One of the ISCs most pressing concerns was the lack of consistency on safeguards relating to authorisation procedures for the examination of communications data. The government response to this was that it would be too burdensome for senior officers if they make the processes consistent. The unspoken suggestion from government is that we can rely on the authorities not to misbehave.

The ISC were also seriously concerned about the authorisation process for bulk equipment interference. They have since accepted reassurance from the government that there will be consistency between the authorisation of bulk equipment interference and bulk interception. But in both cases they are withholding their stamp of approval until they see satisfactory detailed safeguards.

A third substantial concern of the ISC was the authorisation process around bulk personal datasets. The bulk of this data relates to innocent people.  There can be no substantive oversight of the mass intrusion into the lives of vast numbers of innocent people, if class based authorisations remain in the Bill. Ministers should authorise retention of personal datasets. The government rejected this idea as "too onerous" for ministers. The ISC responded that there was therefore an opportunity to expand the role of investigatory powers commissioners in this area. Class based authorisation must be removed from the Bill and it is not an excuse to say they're needed but too difficult to monitor with the requisite degree of care to avoid abuse.

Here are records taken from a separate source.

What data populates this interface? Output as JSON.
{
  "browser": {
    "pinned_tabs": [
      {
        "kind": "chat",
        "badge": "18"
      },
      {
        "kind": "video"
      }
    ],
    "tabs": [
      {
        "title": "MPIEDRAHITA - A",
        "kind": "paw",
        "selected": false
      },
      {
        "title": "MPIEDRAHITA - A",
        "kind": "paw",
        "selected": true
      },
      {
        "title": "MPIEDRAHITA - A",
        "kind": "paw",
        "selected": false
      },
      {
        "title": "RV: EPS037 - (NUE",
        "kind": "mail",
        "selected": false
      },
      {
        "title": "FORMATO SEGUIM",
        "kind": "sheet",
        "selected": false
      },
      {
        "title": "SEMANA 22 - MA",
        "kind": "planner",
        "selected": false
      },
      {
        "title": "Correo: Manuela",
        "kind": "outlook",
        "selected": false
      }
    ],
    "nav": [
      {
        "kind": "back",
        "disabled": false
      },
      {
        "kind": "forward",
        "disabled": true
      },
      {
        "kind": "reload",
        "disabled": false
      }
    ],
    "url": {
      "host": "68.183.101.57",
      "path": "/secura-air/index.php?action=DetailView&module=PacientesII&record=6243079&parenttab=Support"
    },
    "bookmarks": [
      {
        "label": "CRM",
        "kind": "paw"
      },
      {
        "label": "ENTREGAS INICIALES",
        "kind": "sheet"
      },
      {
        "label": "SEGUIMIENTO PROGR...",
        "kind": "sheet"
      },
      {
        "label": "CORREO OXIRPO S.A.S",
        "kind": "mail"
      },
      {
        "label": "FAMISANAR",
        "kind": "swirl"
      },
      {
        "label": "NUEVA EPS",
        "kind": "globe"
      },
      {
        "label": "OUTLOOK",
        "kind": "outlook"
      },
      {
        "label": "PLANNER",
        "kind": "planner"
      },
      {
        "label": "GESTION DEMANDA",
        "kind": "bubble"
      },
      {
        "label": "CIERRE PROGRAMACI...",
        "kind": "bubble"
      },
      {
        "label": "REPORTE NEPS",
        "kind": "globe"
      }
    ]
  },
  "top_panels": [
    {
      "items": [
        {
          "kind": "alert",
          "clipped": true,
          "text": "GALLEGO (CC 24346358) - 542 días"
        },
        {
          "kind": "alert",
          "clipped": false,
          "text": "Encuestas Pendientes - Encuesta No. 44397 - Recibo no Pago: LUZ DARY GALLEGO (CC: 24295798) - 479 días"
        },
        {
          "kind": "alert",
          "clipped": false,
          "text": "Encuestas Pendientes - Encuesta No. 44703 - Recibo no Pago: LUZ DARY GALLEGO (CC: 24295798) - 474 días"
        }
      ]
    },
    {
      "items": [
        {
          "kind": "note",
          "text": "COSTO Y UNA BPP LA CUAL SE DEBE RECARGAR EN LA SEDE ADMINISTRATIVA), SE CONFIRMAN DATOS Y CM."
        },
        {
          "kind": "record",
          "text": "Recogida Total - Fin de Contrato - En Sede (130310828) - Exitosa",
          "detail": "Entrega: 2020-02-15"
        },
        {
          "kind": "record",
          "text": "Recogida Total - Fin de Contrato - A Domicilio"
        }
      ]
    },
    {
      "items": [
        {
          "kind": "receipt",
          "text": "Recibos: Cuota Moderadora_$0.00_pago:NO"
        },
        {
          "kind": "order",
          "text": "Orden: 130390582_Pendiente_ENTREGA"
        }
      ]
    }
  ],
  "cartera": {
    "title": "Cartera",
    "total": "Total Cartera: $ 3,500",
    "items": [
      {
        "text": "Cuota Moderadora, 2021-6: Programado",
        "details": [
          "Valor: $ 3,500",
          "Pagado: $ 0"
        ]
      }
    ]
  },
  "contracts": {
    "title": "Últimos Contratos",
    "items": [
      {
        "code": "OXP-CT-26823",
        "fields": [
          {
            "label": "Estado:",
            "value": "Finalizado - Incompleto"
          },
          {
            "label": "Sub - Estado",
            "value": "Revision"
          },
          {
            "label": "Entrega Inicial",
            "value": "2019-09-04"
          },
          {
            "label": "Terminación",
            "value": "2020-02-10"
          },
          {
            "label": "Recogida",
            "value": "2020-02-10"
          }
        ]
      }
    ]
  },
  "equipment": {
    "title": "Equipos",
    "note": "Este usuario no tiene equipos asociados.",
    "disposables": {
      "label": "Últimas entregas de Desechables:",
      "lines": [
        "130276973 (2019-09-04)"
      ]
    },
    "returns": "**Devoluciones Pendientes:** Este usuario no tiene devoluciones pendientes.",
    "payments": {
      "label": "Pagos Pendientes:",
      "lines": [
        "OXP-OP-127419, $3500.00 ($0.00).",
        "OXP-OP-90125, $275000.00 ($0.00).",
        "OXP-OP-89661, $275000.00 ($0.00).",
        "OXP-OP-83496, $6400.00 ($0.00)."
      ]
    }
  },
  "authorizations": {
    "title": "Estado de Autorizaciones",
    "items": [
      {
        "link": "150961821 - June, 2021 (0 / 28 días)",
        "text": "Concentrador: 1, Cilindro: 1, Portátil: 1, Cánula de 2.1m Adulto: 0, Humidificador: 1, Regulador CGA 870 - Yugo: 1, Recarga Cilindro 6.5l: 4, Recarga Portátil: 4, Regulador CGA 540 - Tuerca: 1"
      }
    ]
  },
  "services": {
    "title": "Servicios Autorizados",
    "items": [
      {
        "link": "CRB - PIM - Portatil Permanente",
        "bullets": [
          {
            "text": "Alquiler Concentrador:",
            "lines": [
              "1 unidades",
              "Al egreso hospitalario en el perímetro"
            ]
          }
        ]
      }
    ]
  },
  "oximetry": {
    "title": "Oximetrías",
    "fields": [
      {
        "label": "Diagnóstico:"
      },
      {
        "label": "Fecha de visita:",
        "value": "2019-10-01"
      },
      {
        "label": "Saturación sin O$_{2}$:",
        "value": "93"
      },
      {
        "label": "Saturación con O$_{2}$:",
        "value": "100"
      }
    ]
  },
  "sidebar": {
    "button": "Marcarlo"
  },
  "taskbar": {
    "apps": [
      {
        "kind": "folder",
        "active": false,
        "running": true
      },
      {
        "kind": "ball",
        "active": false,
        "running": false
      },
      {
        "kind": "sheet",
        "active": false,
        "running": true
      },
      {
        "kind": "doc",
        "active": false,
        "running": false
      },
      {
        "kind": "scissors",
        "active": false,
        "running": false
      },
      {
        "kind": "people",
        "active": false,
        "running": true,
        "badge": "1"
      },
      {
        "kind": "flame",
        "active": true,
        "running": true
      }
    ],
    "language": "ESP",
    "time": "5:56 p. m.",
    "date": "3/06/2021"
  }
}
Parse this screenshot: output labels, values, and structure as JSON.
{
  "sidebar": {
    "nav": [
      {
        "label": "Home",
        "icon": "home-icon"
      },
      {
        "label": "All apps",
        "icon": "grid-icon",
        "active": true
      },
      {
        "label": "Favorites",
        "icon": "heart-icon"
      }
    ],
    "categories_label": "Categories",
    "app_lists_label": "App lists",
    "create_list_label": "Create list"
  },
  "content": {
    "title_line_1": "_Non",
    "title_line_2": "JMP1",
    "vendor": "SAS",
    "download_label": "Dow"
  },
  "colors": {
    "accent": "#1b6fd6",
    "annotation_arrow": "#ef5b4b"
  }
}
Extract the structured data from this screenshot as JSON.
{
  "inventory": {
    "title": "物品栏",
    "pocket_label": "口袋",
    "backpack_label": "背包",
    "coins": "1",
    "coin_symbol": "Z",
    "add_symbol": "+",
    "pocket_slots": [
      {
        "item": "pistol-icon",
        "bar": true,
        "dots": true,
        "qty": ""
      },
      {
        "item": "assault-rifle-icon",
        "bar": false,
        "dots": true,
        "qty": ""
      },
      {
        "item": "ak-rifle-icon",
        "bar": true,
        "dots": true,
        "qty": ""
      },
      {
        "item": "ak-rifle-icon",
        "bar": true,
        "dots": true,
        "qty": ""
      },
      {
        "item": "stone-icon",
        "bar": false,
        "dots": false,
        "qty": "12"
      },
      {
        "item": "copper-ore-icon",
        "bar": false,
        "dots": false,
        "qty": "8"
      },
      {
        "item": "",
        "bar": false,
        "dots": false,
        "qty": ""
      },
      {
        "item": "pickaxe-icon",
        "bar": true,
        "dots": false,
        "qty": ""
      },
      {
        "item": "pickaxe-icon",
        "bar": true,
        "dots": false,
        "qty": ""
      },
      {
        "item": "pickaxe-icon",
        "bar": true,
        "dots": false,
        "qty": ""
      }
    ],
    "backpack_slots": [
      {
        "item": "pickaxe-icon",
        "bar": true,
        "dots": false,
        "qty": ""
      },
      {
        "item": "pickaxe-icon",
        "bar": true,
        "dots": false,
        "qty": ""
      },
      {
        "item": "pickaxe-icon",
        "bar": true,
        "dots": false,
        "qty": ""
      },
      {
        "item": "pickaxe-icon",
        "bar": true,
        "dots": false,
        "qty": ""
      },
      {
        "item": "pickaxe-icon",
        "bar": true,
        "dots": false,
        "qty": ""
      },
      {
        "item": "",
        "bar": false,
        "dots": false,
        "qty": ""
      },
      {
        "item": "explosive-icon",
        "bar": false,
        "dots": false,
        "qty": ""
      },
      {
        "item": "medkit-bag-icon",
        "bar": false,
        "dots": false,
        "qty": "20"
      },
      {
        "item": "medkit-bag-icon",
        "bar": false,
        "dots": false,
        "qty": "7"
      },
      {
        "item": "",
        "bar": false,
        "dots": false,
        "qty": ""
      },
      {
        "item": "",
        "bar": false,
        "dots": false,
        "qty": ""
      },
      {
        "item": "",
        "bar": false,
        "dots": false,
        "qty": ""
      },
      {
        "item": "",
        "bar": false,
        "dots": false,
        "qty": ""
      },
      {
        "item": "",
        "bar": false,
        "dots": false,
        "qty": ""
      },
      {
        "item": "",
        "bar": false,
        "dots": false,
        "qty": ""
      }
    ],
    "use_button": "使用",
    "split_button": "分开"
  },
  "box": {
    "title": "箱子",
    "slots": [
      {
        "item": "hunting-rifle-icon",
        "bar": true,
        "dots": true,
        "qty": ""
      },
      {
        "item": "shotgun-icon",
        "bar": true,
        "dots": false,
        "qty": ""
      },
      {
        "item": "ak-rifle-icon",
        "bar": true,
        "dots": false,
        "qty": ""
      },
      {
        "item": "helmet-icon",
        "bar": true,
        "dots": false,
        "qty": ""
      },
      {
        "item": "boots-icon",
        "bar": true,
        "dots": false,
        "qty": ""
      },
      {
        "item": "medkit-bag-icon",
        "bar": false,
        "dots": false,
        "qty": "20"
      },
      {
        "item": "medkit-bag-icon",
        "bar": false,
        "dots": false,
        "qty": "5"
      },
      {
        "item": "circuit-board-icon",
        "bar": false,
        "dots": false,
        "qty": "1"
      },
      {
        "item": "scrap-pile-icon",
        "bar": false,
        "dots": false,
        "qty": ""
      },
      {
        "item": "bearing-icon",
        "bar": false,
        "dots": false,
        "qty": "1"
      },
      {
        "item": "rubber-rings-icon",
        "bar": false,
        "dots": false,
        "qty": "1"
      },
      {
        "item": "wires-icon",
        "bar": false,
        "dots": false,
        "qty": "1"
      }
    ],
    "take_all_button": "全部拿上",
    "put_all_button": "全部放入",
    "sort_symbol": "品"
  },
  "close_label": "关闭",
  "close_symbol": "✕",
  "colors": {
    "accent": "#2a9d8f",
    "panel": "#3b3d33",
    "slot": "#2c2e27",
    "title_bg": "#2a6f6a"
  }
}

There were a whole collection of other issues Mr Grieve did not have time, in his alloted 8 minutes, to put to the House but he did want to conclude with two further important ones. Firstly the ISC has not seen the full list of operational purposes underpinning the bulk powers in the IP Bill. This is absolutely fundamental and he hopes the committee will get to see this list before the Bill gets passed and becomes law. They had seen examples of operational purposes which appeared valid as far as they went.

The last concern he raised was that the ISC felt it would be appropriate if they were given the power to raise any concerns they might develop over the use of investigatory powers to the Investigatory Powers Tribunal.

Mr Grieve rounded off by saying the Bill was important and well-intentioned and he would support the government on the 2nd reading but that there were still improvements to be made to respect fundamental liberties.

The impression I came away with is that Mr Grieve is well intentioned, has a good grasp of the legal issues but not necessarily of the technology. A collection of briefings from a smart and articulate collection of techies might go a long way to helping. I'd suggest perhaps Ross Anderson, John Naughton, Richard Clayton and Ian Brown to begin with.

And if any Open University T171 alumni trip across this piece, there was a lovely animation in that course demonstrating the difference between circuit and packet switching that could prove very instructive for any MP struggling with the notion that there is a difference beween itemised phone bills and internet connection records. There's a pdf capture of the website here. The animations I'm interested in would have come at the end of Module 2 Section 2.7 of that version of the course. If anyone has portable versions of those animations or links to archived versions I'd appreciate a copy or pointer.